Chronic Stress, a Cardiovascular Risk Factor, Linked to Societal Integration in Teenage Immigrants of African Descent
MetadataShow full item record

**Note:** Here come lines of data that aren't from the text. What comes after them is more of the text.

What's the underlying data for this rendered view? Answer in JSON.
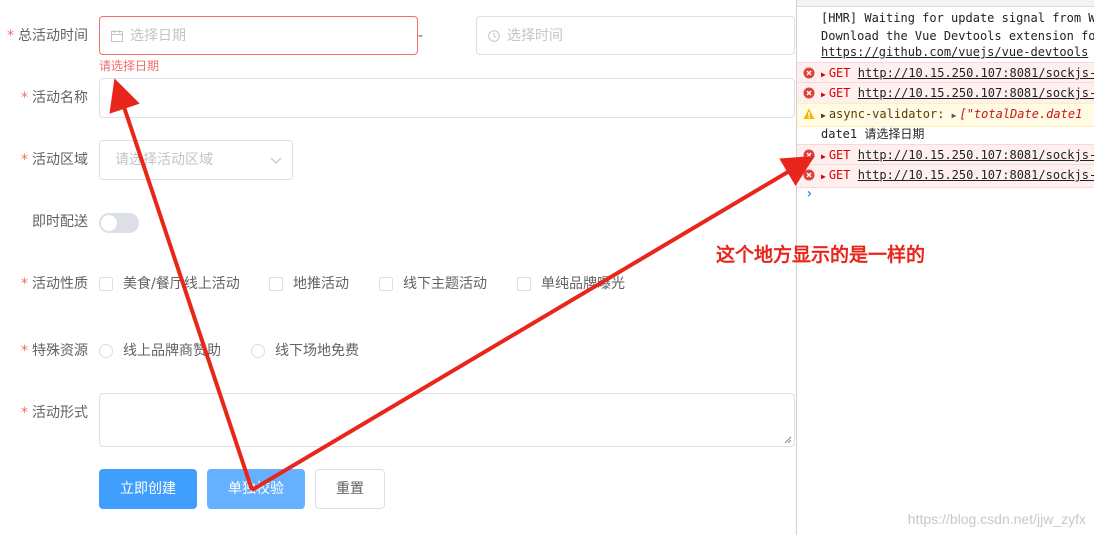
{
  "form": {
    "total_time": {
      "label": "总活动时间",
      "date_placeholder": "选择日期",
      "separator": "-",
      "time_placeholder": "选择时间",
      "error": "请选择日期"
    },
    "name": {
      "label": "活动名称",
      "value": ""
    },
    "region": {
      "label": "活动区域",
      "placeholder": "请选择活动区域"
    },
    "delivery": {
      "label": "即时配送",
      "on": false
    },
    "nature": {
      "label": "活动性质",
      "options": [
        "美食/餐厅线上活动",
        "地推活动",
        "线下主题活动",
        "单纯品牌曝光"
      ]
    },
    "resource": {
      "label": "特殊资源",
      "options": [
        "线上品牌商赞助",
        "线下场地免费"
      ]
    },
    "form_type": {
      "label": "活动形式",
      "value": ""
    },
    "buttons": {
      "create": "立即创建",
      "validate": "单独校验",
      "reset": "重置"
    }
  },
  "console": {
    "rows": [
      {
        "level": "log",
        "text": "[HMR] Waiting for update signal from W"
      },
      {
        "level": "log",
        "text": "Download the Vue Devtools extension fo",
        "link": "https://github.com/vuejs/vue-devtools"
      },
      {
        "level": "error",
        "method": "GET",
        "link": "http://10.15.250.107:8081/sockjs-"
      },
      {
        "level": "error",
        "method": "GET",
        "link": "http://10.15.250.107:8081/sockjs-"
      },
      {
        "level": "warn",
        "text": "async-validator: ",
        "value": "[\"totalDate.date1"
      },
      {
        "level": "log",
        "text": "date1 请选择日期"
      },
      {
        "level": "error",
        "method": "GET",
        "link": "http://10.15.250.107:8081/sockjs-"
      },
      {
        "level": "error",
        "method": "GET",
        "link": "http://10.15.250.107:8081/sockjs-"
      }
    ],
    "prompt": "›"
  },
  "annotation": "这个地方显示的是一样的",
  "watermark": "https://blog.csdn.net/jjw_zyfx",
  "colors": {
    "primary": "#409eff",
    "error": "#f56c6c",
    "annotation": "#e8261c"
  }
}
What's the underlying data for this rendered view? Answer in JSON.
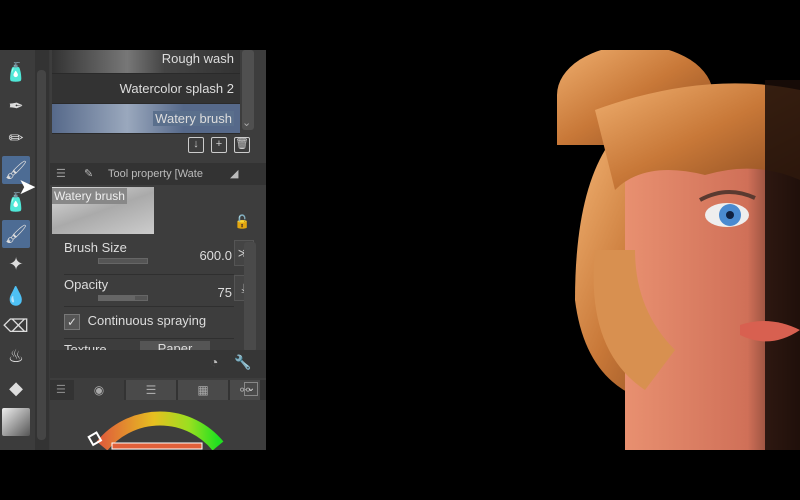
{
  "brush_list": {
    "items": [
      {
        "label": "Rough wash"
      },
      {
        "label": "Watercolor splash 2"
      },
      {
        "label": "Watery brush",
        "selected": true
      }
    ]
  },
  "tool_property": {
    "title": "Tool property [Wate",
    "brush_name": "Watery brush",
    "brush_size": {
      "label": "Brush Size",
      "value": "600.0"
    },
    "opacity": {
      "label": "Opacity",
      "value": "75"
    },
    "continuous_spraying": {
      "label": "Continuous spraying",
      "checked": true
    },
    "texture": {
      "label": "Texture",
      "value": "Paper"
    }
  },
  "colors": {
    "accent": "#4d6c94",
    "panel": "#3d3d3d",
    "selected_color": "#e0603a"
  }
}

Session presented on Monday, July 27, 2015: Purpose: This study examines the nature of disparities in cardiovascular risk by exploring the impact that chronic stressors and other cardiovascular risk factors have on the integration of youth of African descent into an industrialized society. New immigrants must leaRNhe ways and culture of the new society before they can fully integrate into its fabric (i.e., cultural acquisition). Session presented on Monday, July 27, 2015: Methods: Qualitative data on cardiovascular risk and acclimation to the dominant society were collected from three groups of key informants: (1) community leaders; (2) youth; and (3) a community advisory group. Results: Youth of Ethiopian descent from immigrant families engaged in the same westeRNiets, computerized social networking, and habits in smoking and alcohol as did youth from the dominant society. However, informants of Ethiopian descent encountered and witnessed racism, institutional discrimination and evidence of devaluing Ethiopian culture, influencing the ability of youth from immigrant families to integrate into the society. Some youth were isolated. Often they had no friends outside the community. They referred to themselves as Ethiopian and the other youth as Israelis. One youth said, "I don't know many Ethiopians [youth] who have really good Israeli friends."' Another youth described being held back and having to work more than youth who were not from families of Ethiopian descent was evident, "Every time [a youth of Ethiopian descent] makes headway, always there is the stage that he gets grabbed and slapped, and grabbed and slapped, and then again has to retuRNome." Conclusion: In addition to the cardiovascular risks posed by fast food diets and a more sedentary life style (which youth adopted from the dominant society), youth of Ethiopian descent experienced chronic stress from pervasive discrimination, and the struggle to adjust to societal expectations. Such factors not only compounded the cardiovascular risk of youth from immigrant families, but also pushed them away from mainstream society and towards societal marginalization.